* _Problem description_
Throughout the records below, find each line holding "JSON" and copy it.

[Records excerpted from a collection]
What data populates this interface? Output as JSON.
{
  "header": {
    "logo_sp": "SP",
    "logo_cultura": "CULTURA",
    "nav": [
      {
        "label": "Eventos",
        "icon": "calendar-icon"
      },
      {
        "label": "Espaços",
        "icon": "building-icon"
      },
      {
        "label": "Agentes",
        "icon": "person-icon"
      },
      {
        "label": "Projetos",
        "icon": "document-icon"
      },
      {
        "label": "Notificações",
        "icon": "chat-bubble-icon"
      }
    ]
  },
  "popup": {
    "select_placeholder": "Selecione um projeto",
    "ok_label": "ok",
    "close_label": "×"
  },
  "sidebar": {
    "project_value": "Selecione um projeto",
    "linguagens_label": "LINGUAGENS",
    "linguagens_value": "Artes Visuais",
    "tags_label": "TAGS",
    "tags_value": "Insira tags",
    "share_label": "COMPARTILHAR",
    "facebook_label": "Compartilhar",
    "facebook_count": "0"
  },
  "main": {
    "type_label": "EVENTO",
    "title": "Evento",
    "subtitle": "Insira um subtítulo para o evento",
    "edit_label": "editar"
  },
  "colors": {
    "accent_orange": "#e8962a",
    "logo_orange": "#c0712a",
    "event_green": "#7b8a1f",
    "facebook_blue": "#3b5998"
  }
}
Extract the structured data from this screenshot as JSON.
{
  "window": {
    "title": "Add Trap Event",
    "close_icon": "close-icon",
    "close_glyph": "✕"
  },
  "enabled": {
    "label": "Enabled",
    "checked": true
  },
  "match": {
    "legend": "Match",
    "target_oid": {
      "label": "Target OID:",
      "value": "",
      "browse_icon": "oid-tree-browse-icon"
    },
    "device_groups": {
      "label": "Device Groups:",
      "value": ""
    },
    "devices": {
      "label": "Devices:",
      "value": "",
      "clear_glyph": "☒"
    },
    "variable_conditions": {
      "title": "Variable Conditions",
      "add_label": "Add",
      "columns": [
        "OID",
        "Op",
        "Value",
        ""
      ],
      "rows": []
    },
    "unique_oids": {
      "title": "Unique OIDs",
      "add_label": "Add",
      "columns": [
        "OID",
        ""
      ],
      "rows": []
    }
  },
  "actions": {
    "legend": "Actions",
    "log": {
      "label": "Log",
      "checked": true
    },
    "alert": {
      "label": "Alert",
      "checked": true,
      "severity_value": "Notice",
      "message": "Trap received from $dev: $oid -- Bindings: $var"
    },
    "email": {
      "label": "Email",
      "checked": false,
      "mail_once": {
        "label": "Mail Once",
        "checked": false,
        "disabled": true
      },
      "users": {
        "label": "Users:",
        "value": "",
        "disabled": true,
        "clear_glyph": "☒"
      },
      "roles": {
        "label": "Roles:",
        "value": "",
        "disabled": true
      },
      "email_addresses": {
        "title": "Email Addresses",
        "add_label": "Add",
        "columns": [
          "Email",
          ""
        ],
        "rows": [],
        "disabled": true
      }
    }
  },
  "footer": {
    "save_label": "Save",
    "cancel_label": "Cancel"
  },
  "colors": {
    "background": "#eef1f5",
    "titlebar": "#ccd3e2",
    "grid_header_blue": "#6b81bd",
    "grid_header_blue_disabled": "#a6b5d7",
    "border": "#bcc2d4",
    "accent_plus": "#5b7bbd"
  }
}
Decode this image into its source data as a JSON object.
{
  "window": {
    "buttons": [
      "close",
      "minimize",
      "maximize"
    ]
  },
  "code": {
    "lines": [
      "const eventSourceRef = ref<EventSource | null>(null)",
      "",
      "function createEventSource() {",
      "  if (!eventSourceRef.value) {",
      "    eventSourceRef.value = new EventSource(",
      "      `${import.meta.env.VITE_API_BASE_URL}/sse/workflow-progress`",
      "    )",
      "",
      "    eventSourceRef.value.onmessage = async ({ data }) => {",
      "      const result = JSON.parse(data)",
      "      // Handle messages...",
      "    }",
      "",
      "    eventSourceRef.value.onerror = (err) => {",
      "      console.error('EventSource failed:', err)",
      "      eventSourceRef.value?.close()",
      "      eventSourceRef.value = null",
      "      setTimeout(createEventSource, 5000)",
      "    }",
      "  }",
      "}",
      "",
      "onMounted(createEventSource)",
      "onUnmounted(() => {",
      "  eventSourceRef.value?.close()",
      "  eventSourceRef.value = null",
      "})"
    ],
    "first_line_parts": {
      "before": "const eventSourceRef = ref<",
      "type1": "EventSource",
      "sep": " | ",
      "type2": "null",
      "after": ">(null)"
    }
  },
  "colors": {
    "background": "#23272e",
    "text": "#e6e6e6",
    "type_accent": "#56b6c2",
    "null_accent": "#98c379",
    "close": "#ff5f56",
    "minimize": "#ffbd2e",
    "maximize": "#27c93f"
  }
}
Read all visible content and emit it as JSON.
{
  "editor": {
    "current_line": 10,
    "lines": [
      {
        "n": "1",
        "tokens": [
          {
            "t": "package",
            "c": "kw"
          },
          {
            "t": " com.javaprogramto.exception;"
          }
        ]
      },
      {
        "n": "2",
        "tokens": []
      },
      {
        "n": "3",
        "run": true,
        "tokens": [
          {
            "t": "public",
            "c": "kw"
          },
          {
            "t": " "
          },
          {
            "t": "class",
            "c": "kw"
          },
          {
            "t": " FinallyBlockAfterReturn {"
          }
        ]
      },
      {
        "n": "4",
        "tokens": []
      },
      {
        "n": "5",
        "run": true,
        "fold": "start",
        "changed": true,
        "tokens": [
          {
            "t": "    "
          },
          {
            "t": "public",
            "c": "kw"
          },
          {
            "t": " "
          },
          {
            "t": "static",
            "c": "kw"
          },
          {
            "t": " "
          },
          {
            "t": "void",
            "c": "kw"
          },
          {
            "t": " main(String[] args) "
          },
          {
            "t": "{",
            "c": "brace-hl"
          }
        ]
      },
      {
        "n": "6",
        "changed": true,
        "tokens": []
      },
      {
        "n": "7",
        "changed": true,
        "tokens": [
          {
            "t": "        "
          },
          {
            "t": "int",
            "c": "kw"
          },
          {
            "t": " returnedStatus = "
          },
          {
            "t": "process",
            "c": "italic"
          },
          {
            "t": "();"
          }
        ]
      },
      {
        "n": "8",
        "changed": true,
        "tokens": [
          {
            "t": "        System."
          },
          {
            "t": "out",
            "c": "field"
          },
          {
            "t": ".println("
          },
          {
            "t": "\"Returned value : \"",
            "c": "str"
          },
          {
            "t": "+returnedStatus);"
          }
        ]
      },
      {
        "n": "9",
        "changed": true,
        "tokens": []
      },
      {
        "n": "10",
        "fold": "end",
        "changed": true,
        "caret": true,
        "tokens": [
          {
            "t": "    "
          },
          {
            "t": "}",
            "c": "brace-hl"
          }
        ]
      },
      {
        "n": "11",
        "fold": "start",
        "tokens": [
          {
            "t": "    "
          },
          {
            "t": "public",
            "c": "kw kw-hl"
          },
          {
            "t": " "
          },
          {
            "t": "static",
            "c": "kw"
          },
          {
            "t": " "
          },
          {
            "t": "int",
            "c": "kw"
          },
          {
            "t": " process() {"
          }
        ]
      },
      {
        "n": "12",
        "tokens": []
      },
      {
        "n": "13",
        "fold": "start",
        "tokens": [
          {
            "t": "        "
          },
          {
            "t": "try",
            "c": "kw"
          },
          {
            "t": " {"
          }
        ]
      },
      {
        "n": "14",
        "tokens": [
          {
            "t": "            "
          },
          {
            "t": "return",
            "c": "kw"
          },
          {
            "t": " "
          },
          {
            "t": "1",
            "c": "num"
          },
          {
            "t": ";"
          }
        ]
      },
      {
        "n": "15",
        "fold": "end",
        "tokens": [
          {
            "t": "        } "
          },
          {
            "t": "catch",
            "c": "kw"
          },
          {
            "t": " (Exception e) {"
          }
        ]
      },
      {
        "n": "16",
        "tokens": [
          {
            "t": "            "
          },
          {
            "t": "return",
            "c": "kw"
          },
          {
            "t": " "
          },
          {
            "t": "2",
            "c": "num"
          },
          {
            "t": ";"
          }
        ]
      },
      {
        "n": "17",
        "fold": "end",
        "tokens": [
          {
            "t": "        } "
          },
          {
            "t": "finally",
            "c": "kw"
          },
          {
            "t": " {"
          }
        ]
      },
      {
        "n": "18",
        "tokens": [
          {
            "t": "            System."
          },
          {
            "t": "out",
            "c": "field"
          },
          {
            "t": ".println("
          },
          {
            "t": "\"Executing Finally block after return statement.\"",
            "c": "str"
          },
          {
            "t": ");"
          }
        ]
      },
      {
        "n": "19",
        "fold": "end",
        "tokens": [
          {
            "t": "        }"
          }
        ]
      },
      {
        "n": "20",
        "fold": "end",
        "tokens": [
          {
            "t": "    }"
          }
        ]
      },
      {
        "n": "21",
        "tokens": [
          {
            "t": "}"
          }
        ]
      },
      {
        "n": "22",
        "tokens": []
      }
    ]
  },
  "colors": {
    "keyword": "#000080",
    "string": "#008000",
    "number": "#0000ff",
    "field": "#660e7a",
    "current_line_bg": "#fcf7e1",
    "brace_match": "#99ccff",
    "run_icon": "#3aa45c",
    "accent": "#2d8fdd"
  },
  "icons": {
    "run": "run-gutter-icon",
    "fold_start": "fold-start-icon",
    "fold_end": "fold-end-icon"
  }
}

* _Solution to this exercise_
What data populates this interface? Output as JSON.
Extract the structured data from this screenshot as JSON.
Decode this image into its source data as a JSON object.
      "      const result = JSON.parse(data)",
Read all visible content and emit it as JSON.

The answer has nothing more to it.